Exercise aim → The response must contain every record, repeated exactly.

——————

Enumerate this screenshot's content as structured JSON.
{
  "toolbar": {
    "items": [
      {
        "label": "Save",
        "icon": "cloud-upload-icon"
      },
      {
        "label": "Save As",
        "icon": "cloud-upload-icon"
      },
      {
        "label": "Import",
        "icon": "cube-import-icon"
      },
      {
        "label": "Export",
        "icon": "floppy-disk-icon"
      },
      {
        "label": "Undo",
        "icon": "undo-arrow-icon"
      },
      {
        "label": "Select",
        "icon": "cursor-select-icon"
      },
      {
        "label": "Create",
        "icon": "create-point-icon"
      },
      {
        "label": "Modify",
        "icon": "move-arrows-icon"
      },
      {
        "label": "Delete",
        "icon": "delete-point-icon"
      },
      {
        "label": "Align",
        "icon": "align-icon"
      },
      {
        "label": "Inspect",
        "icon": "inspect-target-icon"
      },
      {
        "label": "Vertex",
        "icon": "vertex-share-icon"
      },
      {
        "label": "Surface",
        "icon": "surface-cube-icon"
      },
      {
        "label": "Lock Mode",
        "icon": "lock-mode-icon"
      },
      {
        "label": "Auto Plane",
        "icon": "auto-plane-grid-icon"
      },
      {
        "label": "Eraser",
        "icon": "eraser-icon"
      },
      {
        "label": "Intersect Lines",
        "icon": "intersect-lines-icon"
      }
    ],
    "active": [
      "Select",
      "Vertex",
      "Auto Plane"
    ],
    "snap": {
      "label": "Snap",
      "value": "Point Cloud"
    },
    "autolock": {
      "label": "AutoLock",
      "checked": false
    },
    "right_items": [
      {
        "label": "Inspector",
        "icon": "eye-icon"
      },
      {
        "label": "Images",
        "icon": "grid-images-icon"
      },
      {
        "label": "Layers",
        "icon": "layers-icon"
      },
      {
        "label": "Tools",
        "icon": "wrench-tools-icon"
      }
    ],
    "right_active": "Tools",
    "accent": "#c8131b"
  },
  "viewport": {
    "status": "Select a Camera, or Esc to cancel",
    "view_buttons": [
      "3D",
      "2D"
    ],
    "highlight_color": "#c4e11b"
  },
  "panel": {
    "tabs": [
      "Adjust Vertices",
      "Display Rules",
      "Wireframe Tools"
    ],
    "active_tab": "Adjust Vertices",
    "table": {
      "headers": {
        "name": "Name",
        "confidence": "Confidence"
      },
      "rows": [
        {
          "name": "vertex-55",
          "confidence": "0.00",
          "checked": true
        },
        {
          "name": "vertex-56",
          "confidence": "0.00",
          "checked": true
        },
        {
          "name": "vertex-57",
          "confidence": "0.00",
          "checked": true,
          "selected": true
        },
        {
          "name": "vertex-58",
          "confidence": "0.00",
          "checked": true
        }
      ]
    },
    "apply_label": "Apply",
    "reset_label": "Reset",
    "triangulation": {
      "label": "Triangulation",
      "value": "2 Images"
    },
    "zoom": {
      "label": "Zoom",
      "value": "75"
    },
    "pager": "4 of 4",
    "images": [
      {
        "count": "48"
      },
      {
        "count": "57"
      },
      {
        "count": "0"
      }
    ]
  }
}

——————

Answer section →
Enumerate this screenshot's content as structured JSON.
{
  "toolbar": {
    "items": [
      {
        "label": "Save",
        "icon": "cloud-upload-icon"
      },
      {
        "label": "Save As",
        "icon": "cloud-upload-icon"
      },
      {
        "label": "Import",
        "icon": "cube-import-icon"
      },
      {
        "label": "Export",
        "icon": "floppy-disk-icon"
      },
      {
        "label": "Undo",
        "icon": "undo-arrow-icon"
      },
      {
        "label": "Select",
        "icon": "cursor-select-icon"
      },
      {
        "label": "Create",
        "icon": "create-point-icon"
      },
      {
        "label": "Modify",
        "icon": "move-arrows-icon"
      },
      {
        "label": "Delete",
        "icon": "delete-point-icon"
      },
      {
        "label": "Align",
        "icon": "align-icon"
      },
      {
        "label": "Inspect",
        "icon": "inspect-target-icon"
      },
      {
        "label": "Vertex",
        "icon": "vertex-share-icon"
      },
      {
        "label": "Surface",
        "icon": "surface-cube-icon"
      },
      {
        "label": "Lock Mode",
        "icon": "lock-mode-icon"
      },
      {
        "label": "Auto Plane",
        "icon": "auto-plane-grid-icon"
      },
      {
        "label": "Eraser",
        "icon": "eraser-icon"
      },
      {
        "label": "Intersect Lines",
        "icon": "intersect-lines-icon"
      }
    ],
    "active": [
      "Select",
      "Vertex",
      "Auto Plane"
    ],
    "snap": {
      "label": "Snap",
      "value": "Point Cloud"
    },
    "autolock": {
      "label": "AutoLock",
      "checked": false
    },
    "right_items": [
      {
        "label": "Inspector",
        "icon": "eye-icon"
      },
      {
        "label": "Images",
        "icon": "grid-images-icon"
      },
      {
        "label": "Layers",
        "icon": "layers-icon"
      },
      {
        "label": "Tools",
        "icon": "wrench-tools-icon"
      }
    ],
    "right_active": "Tools",
    "accent": "#c8131b"
  },
  "viewport": {
    "status": "Select a Camera, or Esc to cancel",
    "view_buttons": [
      "3D",
      "2D"
    ],
    "highlight_color": "#c4e11b"
  },
  "panel": {
    "tabs": [
      "Adjust Vertices",
      "Display Rules",
      "Wireframe Tools"
    ],
    "active_tab": "Adjust Vertices",
    "table": {
      "headers": {
        "name": "Name",
        "confidence": "Confidence"
      },
      "rows": [
        {
          "name": "vertex-55",
          "confidence": "0.00",
          "checked": true
        },
        {
          "name": "vertex-56",
          "confidence": "0.00",
          "checked": true
        },
        {
          "name": "vertex-57",
          "confidence": "0.00",
          "checked": true,
          "selected": true
        },
        {
          "name": "vertex-58",
          "confidence": "0.00",
          "checked": true
        }
      ]
    },
    "apply_label": "Apply",
    "reset_label": "Reset",
    "triangulation": {
      "label": "Triangulation",
      "value": "2 Images"
    },
    "zoom": {
      "label": "Zoom",
      "value": "75"
    },
    "pager": "4 of 4",
    "images": [
      {
        "count": "48"
      },
      {
        "count": "57"
      },
      {
        "count": "0"
      }
    ]
  }
}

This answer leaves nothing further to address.